Rewiring our digital energy future
Solving these three challenges is imperative to ensuring that our future energy supply is sustainable, affordable and secure.
As Australia’s independent science agency, CSIRO is uniquely positioned to connect, guide and accelerate our energy transition.
“But it will require an extraordinary uplift in digital capability,” said Dr McKibbin.
“And this cannot be achieved if innovation occurs in silos. What we need is for industry practitioners, regulators, government, researchers and communities to collaborate at unprecedented levels.”
Learn more about CSIRO’s digital energy research at www.csiro.au/energy
December 28, 2022 at 3:21 pm
“Decarbonisation” and “decentralisation” of electricity supply are legitimate scientific objectives that aim to improve the environmental impact and reliability, respectively, of the electrical grid.
“Democratisation” on the other hand, sounds very much like a political objective that should form no part of CSIRO’s remit.

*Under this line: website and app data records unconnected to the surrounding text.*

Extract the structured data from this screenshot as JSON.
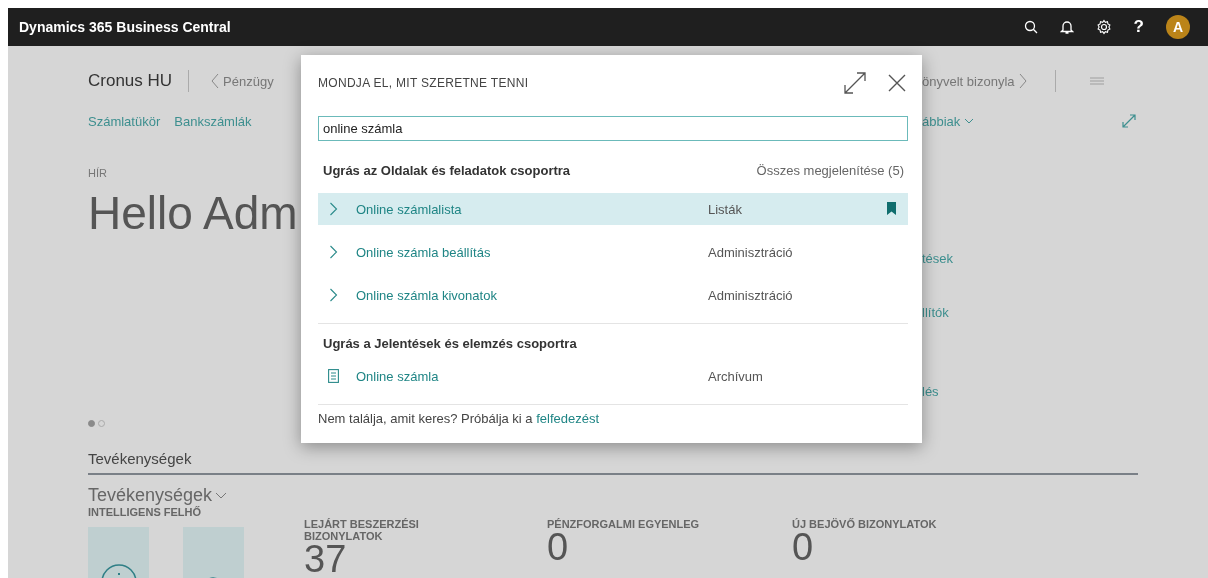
{
  "app_bar": {
    "title": "Dynamics 365 Business Central",
    "help": "?",
    "avatar": "A"
  },
  "header": {
    "company": "Cronus HU",
    "back_link": "Pénzügy",
    "forward_link": "önyvelt bizonyla"
  },
  "nav": {
    "links": [
      "Számlatükör",
      "Bankszámlák"
    ],
    "more": "ábbiak"
  },
  "headline": {
    "label": "HÍR",
    "greeting": "Hello Adm"
  },
  "side_links": [
    "tések",
    "llítók",
    "lés"
  ],
  "carousel": [
    {
      "selected": true
    },
    {
      "selected": false
    }
  ],
  "activities": {
    "title": "Tevékenységek",
    "group": "Tevékenységek",
    "cloud_label": "INTELLIGENS FELHŐ",
    "cues": [
      {
        "label": "LEJÁRT BESZERZÉSI BIZONYLATOK",
        "value": "37"
      },
      {
        "label": "PÉNZFORGALMI EGYENLEG",
        "value": "0"
      },
      {
        "label": "ÚJ BEJÖVŐ BIZONYLATOK",
        "value": "0"
      }
    ]
  },
  "dialog": {
    "title": "MONDJA EL, MIT SZERETNE TENNI",
    "search": {
      "value": "online számla"
    },
    "groups": [
      {
        "heading": "Ugrás az Oldalak és feladatok csoportra",
        "show_all": "Összes megjelenítése (5)",
        "results": [
          {
            "kind": "page",
            "name": "Online számlalista",
            "category": "Listák",
            "selected": true,
            "bookmarked": true
          },
          {
            "kind": "page",
            "name": "Online számla beállítás",
            "category": "Adminisztráció",
            "selected": false,
            "bookmarked": false
          },
          {
            "kind": "page",
            "name": "Online számla kivonatok",
            "category": "Adminisztráció",
            "selected": false,
            "bookmarked": false
          }
        ]
      },
      {
        "heading": "Ugrás a Jelentések és elemzés csoportra",
        "results": [
          {
            "kind": "report",
            "name": "Online számla",
            "category": "Archívum",
            "selected": false,
            "bookmarked": false
          }
        ]
      }
    ],
    "footer": {
      "text": "Nem találja, amit keres? Próbálja ki a",
      "link": "felfedezést"
    }
  }
}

Further, the heavy reliance on software to manage a decentralised electricity supply system creates a potentially critical national vulnerability to cyber attack by criminals, or even worse, by a hostile foreign power. A large portion of the entire Australian electrical network could be disabled with no more than a keystroke.
This potential vulnerability already seems to exist in domestic solar inverters which even today can, at times, be supplying around 25% or more of total capacity in some states. Each one of these devices is in regular communication with “home”, ostensibly to provide performance monitoring.

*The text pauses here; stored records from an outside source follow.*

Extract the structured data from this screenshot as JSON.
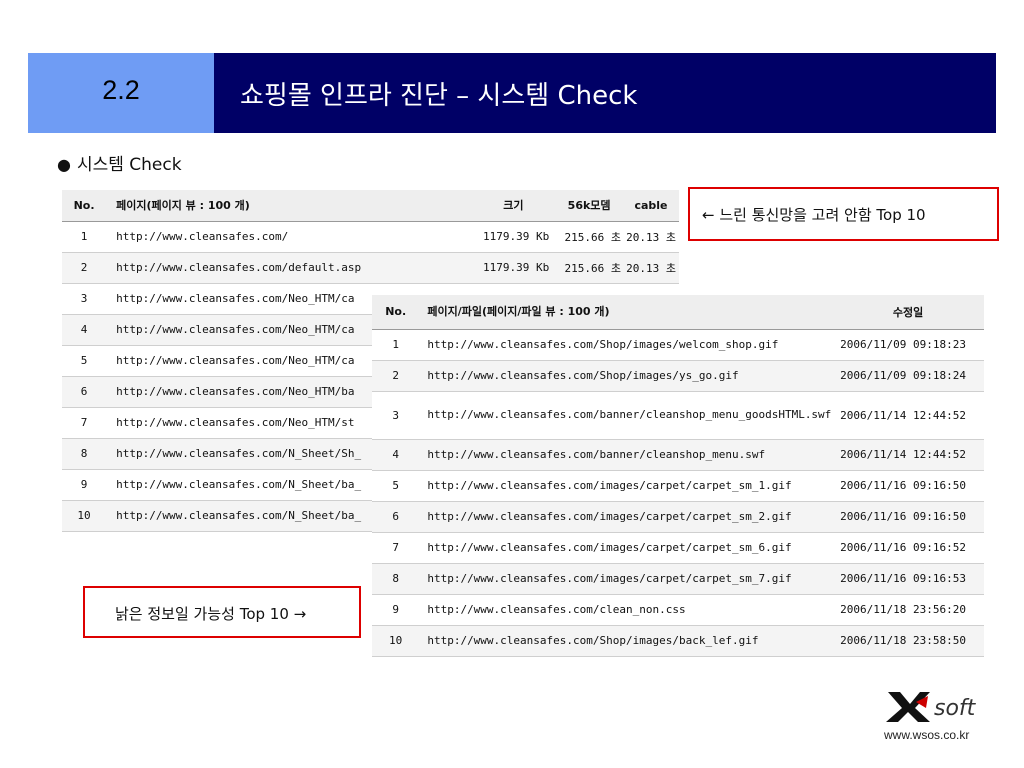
{
  "header": {
    "number": "2.2",
    "title": "쇼핑몰 인프라 진단 – 시스템 Check"
  },
  "section": {
    "bullet": "●",
    "label": "시스템 Check"
  },
  "table1": {
    "headers": {
      "no": "No.",
      "page": "페이지(페이지 뷰 : 100 개)",
      "size": "크기",
      "k56": "56k모뎀",
      "cable": "cable"
    },
    "rows": [
      {
        "no": "1",
        "url": "http://www.cleansafes.com/",
        "size": "1179.39 Kb",
        "k56": "215.66 초",
        "cable": "20.13 초"
      },
      {
        "no": "2",
        "url": "http://www.cleansafes.com/default.asp",
        "size": "1179.39 Kb",
        "k56": "215.66 초",
        "cable": "20.13 초"
      },
      {
        "no": "3",
        "url": "http://www.cleansafes.com/Neo_HTM/ca",
        "size": "",
        "k56": "",
        "cable": ""
      },
      {
        "no": "4",
        "url": "http://www.cleansafes.com/Neo_HTM/ca",
        "size": "",
        "k56": "",
        "cable": ""
      },
      {
        "no": "5",
        "url": "http://www.cleansafes.com/Neo_HTM/ca",
        "size": "",
        "k56": "",
        "cable": ""
      },
      {
        "no": "6",
        "url": "http://www.cleansafes.com/Neo_HTM/ba",
        "size": "",
        "k56": "",
        "cable": ""
      },
      {
        "no": "7",
        "url": "http://www.cleansafes.com/Neo_HTM/st",
        "size": "",
        "k56": "",
        "cable": ""
      },
      {
        "no": "8",
        "url": "http://www.cleansafes.com/N_Sheet/Sh_",
        "size": "",
        "k56": "",
        "cable": ""
      },
      {
        "no": "9",
        "url": "http://www.cleansafes.com/N_Sheet/ba_",
        "size": "",
        "k56": "",
        "cable": ""
      },
      {
        "no": "10",
        "url": "http://www.cleansafes.com/N_Sheet/ba_",
        "size": "",
        "k56": "",
        "cable": ""
      }
    ]
  },
  "table2": {
    "headers": {
      "no": "No.",
      "file": "페이지/파일(페이지/파일 뷰 : 100 개)",
      "date": "수정일"
    },
    "rows": [
      {
        "no": "1",
        "file": "http://www.cleansafes.com/Shop/images/welcom_shop.gif",
        "date": "2006/11/09 09:18:23"
      },
      {
        "no": "2",
        "file": "http://www.cleansafes.com/Shop/images/ys_go.gif",
        "date": "2006/11/09 09:18:24"
      },
      {
        "no": "3",
        "file": "http://www.cleansafes.com/banner/cleanshop_menu_goodsHTML.swf",
        "date": "2006/11/14 12:44:52"
      },
      {
        "no": "4",
        "file": "http://www.cleansafes.com/banner/cleanshop_menu.swf",
        "date": "2006/11/14 12:44:52"
      },
      {
        "no": "5",
        "file": "http://www.cleansafes.com/images/carpet/carpet_sm_1.gif",
        "date": "2006/11/16 09:16:50"
      },
      {
        "no": "6",
        "file": "http://www.cleansafes.com/images/carpet/carpet_sm_2.gif",
        "date": "2006/11/16 09:16:50"
      },
      {
        "no": "7",
        "file": "http://www.cleansafes.com/images/carpet/carpet_sm_6.gif",
        "date": "2006/11/16 09:16:52"
      },
      {
        "no": "8",
        "file": "http://www.cleansafes.com/images/carpet/carpet_sm_7.gif",
        "date": "2006/11/16 09:16:53"
      },
      {
        "no": "9",
        "file": "http://www.cleansafes.com/clean_non.css",
        "date": "2006/11/18 23:56:20"
      },
      {
        "no": "10",
        "file": "http://www.cleansafes.com/Shop/images/back_lef.gif",
        "date": "2006/11/18 23:58:50"
      }
    ]
  },
  "callouts": {
    "top": "← 느린 통신망을 고려 안함 Top 10",
    "bottom": "낡은 정보일 가능성 Top 10 →"
  },
  "logo": {
    "brand": "soft",
    "url": "www.wsos.co.kr"
  },
  "colors": {
    "header_left": "#6f9cf4",
    "header_right": "#000066",
    "callout_border": "#dd0000"
  }
}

A large scale disruption of the national electricity supply by the simultaneous crippling of many domestic inverters by the activation of malware that might already be embedded in their existing software would not be a problem.
Hardening the distributed electrical network is an urgent and major challenge.
January 20, 2023 at 2:31 pm
Thanks for your comment, Peter. John McKibbin, CSIRO Energy Networks lead, responded:
Democratisation does not refer to a political objective, but rather how households and businesses are changing from passive, to active ‘prosumers’ by providing energy, storage, and other grid services.
We agree that there are emergent risks associated with the digitalisation of the energy system, including the potential systemic vulnerability of inverter control systems referred to in your comment. Our view is that the shift toward an increasingly digitalised energy system is essential given its growing complexity and dynamism. We must ensure appropriate cyber security precautions to manage these new risks, including electromechanical fallback control mechanisms if a critical cyber security event occurs.